**TASK BRIEF:** Search the material below for the word "title". Copy every line that has it.

**EXERCISE DATA:**
--- START ---
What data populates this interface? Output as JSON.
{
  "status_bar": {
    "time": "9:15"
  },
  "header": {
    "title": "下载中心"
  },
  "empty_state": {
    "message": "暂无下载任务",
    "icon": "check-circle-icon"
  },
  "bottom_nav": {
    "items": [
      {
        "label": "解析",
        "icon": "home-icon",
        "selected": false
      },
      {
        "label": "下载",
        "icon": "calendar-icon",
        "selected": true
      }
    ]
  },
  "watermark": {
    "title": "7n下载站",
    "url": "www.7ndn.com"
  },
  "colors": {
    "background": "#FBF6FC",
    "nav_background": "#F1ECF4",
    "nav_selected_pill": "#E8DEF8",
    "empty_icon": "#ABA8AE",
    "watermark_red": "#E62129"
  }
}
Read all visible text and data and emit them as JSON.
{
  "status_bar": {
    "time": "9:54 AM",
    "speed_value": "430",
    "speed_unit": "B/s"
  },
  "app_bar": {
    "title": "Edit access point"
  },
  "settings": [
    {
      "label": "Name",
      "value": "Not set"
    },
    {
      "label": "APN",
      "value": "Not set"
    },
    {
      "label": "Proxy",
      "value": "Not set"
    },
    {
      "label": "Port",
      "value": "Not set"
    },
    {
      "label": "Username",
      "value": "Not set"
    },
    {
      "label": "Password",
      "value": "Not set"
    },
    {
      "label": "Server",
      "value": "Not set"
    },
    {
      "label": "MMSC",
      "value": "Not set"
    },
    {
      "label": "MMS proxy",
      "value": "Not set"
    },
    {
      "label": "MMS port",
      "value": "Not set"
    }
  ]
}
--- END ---
**YOUR SOLUTION:**
    "title": "下载中心"
    "title": "7n下载站",
    "title": "Edit access point"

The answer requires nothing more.